In the process of designing what is now a unique functional Center alongside the DOD’s established regional centers, Congress gave the IWC the authority to “enter into partnerships and resource agreements with academic institutions.” So, while the IWC began with already close relationships with National Defense University’s College of International Security Affairs, the Naval Postgraduate School, and the Joint Special Operations University, the team helping to stand up the IWC added its existing relationships to and experiences with civilian universities, both in the US and internationally, as well as bringing key people onto the team who maintain affiliations with civilian colleges and universities.
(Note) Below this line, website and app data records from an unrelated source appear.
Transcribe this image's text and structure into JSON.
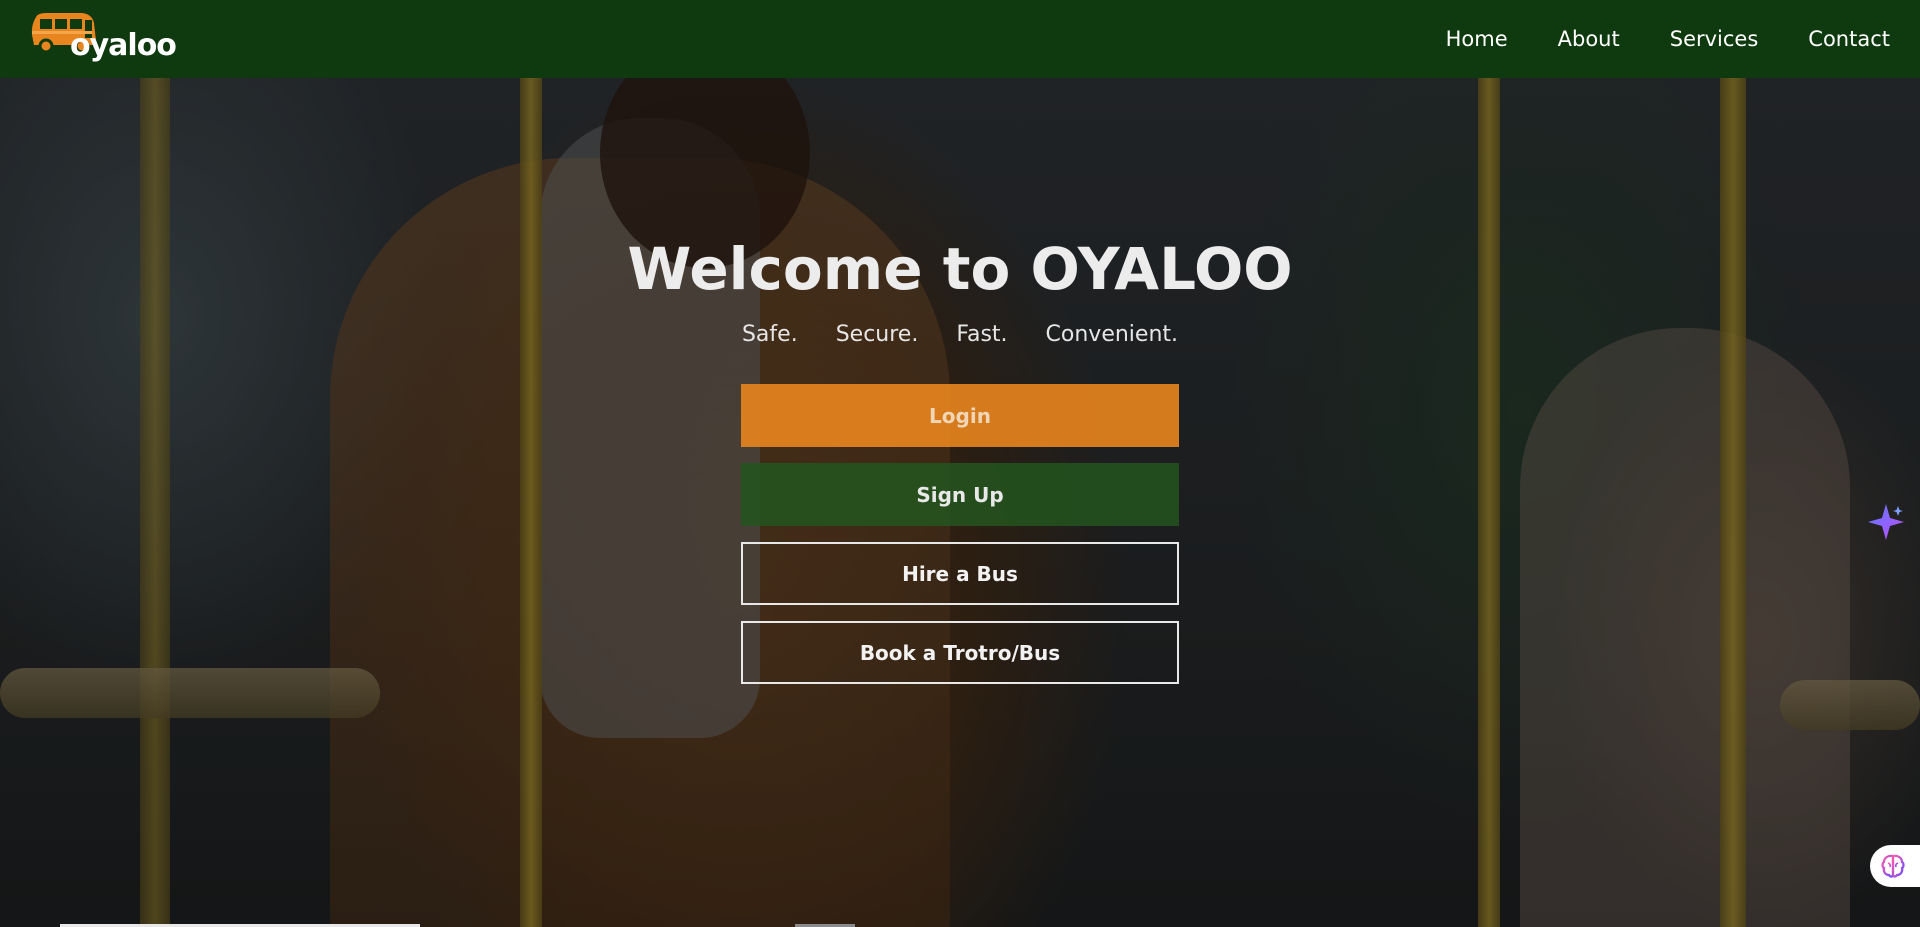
{
  "navbar": {
    "logo_text": "oyaloo",
    "links": [
      {
        "label": "Home"
      },
      {
        "label": "About"
      },
      {
        "label": "Services"
      },
      {
        "label": "Contact"
      }
    ]
  },
  "hero": {
    "title": "Welcome to OYALOO",
    "taglines": [
      "Safe.",
      "Secure.",
      "Fast.",
      "Convenient."
    ],
    "buttons": {
      "login": "Login",
      "signup": "Sign Up",
      "hire": "Hire a Bus",
      "book": "Book a Trotro/Bus"
    }
  },
  "colors": {
    "navbar_bg": "#0f3a0f",
    "accent_orange": "#e9851e",
    "accent_green": "#23551e"
  },
  "icons": {
    "logo": "bus-icon",
    "floating_1": "sparkle-icon",
    "floating_2": "brain-icon"
  }
}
That team is now beginning to invite civilian universities having respected and far-reaching programs addressing irregular activities and strategic competition to participate in the IWC’s future programs. 

Congress’s initial guidance to place the IWC alongside the regional centers and under Defense Security Cooperation Agency in Washington, DC, turned out to be a brilliant stroke because of the broad and innovative connections it empowered.  The first, easy, step was to create a venue within DOD for the military services’ organizations and educational institutions that were already addressing irregular warfare to better collaborate with U.S. Special Operations Command, the Joint Staff, and DOD agencies.  At the same time, the IWC team began reaching out to other government agencies, international partners, and the regional centers to explore near-term and future areas for interaction and collaboration.  In the spirit of building while doing, the IWC should soon be sharing its plan to bring the aforementioned academic institutions together with others in the IWC community of interest to create a comprehensive research, education, and outreach plan that will capitalize on the strengths each has to offer.  That plan will provide a means for partners and stakeholders from across academia, the interagency, non-governmental institutions, and elsewhere to operationalize their aspirations.  The IWC is raising the “big tent” that Congress envisioned from the start.

When the IWC reaches its full operational capability – within about nine months – it will have created a broad consortium that will not be defined by any one participating agency, military service, or institution. That broad and inclusive ethos, intentionally bringing together valued, but often-overlooked, partners that are addressing irregular security challenges, will be the IWC’s “superpower.” Once the IWC reaches full capability, the nation and our broad array of partners will finally have an open-minded and inclusive forum where the communities of interest, scholarship, and practice may explore and create opportunities for engagement, collaboration, and understanding, free from parochial concerns – something that has never existed in the US.

The confident sense of optimism that pervades is not without basis. Yes, the IWC is only three months old.  The staff and faculty that has been assembled, however, are working tirelessly to create relationships, processes, and products that will exceed Congress’s vision and expectations. It is no secret that the irregular threats to international stability and security are real, dynamic, and growing.  By creating favorable opportunities for working closely with those civilian academic institutions who bring unique perspectives regarding the irregular threats facing the nation, the IWC will become a leading force for global security and stability. We welcome all into that “big tent,” that is, the consortium of scholars, statesmen, thinkers, and practitioners able, willing, and ready to address the challenges of irregular competition.